┌─ Material for this exercise
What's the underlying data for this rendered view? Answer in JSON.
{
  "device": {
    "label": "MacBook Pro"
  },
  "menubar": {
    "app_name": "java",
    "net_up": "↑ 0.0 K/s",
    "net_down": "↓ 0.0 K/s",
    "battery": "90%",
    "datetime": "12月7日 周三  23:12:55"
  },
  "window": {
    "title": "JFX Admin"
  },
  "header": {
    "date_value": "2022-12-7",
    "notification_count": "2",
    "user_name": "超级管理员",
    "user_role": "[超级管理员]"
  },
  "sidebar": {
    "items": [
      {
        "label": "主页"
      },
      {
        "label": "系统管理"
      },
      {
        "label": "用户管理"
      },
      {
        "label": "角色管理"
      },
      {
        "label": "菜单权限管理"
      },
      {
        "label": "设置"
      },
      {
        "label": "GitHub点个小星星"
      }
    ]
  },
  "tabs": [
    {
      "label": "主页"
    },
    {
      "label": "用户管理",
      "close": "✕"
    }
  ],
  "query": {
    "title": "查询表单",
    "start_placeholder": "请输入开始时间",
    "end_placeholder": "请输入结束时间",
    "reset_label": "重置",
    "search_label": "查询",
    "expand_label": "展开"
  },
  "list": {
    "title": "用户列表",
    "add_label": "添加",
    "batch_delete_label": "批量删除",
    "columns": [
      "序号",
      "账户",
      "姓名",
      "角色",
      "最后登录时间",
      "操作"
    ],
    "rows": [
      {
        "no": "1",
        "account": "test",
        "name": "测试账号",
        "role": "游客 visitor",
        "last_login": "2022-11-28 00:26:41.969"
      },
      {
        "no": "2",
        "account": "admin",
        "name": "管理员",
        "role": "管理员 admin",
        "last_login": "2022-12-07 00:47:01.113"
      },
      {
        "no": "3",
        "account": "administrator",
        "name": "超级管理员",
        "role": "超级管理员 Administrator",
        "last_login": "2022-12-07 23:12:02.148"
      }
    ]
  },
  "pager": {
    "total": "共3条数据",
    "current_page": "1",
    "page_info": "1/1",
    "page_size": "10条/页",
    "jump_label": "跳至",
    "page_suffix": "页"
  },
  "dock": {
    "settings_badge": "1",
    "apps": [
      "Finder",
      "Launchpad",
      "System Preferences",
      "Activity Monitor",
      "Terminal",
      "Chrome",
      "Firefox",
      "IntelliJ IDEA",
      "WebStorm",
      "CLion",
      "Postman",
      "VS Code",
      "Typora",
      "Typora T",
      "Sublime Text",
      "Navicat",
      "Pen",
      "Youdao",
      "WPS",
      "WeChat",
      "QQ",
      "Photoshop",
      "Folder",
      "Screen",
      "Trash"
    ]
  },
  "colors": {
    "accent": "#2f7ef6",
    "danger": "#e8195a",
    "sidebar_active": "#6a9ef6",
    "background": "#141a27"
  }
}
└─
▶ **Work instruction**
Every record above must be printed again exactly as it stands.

▶ **Reply**
What's the underlying data for this rendered view? Answer in JSON.
{
  "device": {
    "label": "MacBook Pro"
  },
  "menubar": {
    "app_name": "java",
    "net_up": "↑ 0.0 K/s",
    "net_down": "↓ 0.0 K/s",
    "battery": "90%",
    "datetime": "12月7日 周三  23:12:55"
  },
  "window": {
    "title": "JFX Admin"
  },
  "header": {
    "date_value": "2022-12-7",
    "notification_count": "2",
    "user_name": "超级管理员",
    "user_role": "[超级管理员]"
  },
  "sidebar": {
    "items": [
      {
        "label": "主页"
      },
      {
        "label": "系统管理"
      },
      {
        "label": "用户管理"
      },
      {
        "label": "角色管理"
      },
      {
        "label": "菜单权限管理"
      },
      {
        "label": "设置"
      },
      {
        "label": "GitHub点个小星星"
      }
    ]
  },
  "tabs": [
    {
      "label": "主页"
    },
    {
      "label": "用户管理",
      "close": "✕"
    }
  ],
  "query": {
    "title": "查询表单",
    "start_placeholder": "请输入开始时间",
    "end_placeholder": "请输入结束时间",
    "reset_label": "重置",
    "search_label": "查询",
    "expand_label": "展开"
  },
  "list": {
    "title": "用户列表",
    "add_label": "添加",
    "batch_delete_label": "批量删除",
    "columns": [
      "序号",
      "账户",
      "姓名",
      "角色",
      "最后登录时间",
      "操作"
    ],
    "rows": [
      {
        "no": "1",
        "account": "test",
        "name": "测试账号",
        "role": "游客 visitor",
        "last_login": "2022-11-28 00:26:41.969"
      },
      {
        "no": "2",
        "account": "admin",
        "name": "管理员",
        "role": "管理员 admin",
        "last_login": "2022-12-07 00:47:01.113"
      },
      {
        "no": "3",
        "account": "administrator",
        "name": "超级管理员",
        "role": "超级管理员 Administrator",
        "last_login": "2022-12-07 23:12:02.148"
      }
    ]
  },
  "pager": {
    "total": "共3条数据",
    "current_page": "1",
    "page_info": "1/1",
    "page_size": "10条/页",
    "jump_label": "跳至",
    "page_suffix": "页"
  },
  "dock": {
    "settings_badge": "1",
    "apps": [
      "Finder",
      "Launchpad",
      "System Preferences",
      "Activity Monitor",
      "Terminal",
      "Chrome",
      "Firefox",
      "IntelliJ IDEA",
      "WebStorm",
      "CLion",
      "Postman",
      "VS Code",
      "Typora",
      "Typora T",
      "Sublime Text",
      "Navicat",
      "Pen",
      "Youdao",
      "WPS",
      "WeChat",
      "QQ",
      "Photoshop",
      "Folder",
      "Screen",
      "Trash"
    ]
  },
  "colors": {
    "accent": "#2f7ef6",
    "danger": "#e8195a",
    "sidebar_active": "#6a9ef6",
    "background": "#141a27"
  }
}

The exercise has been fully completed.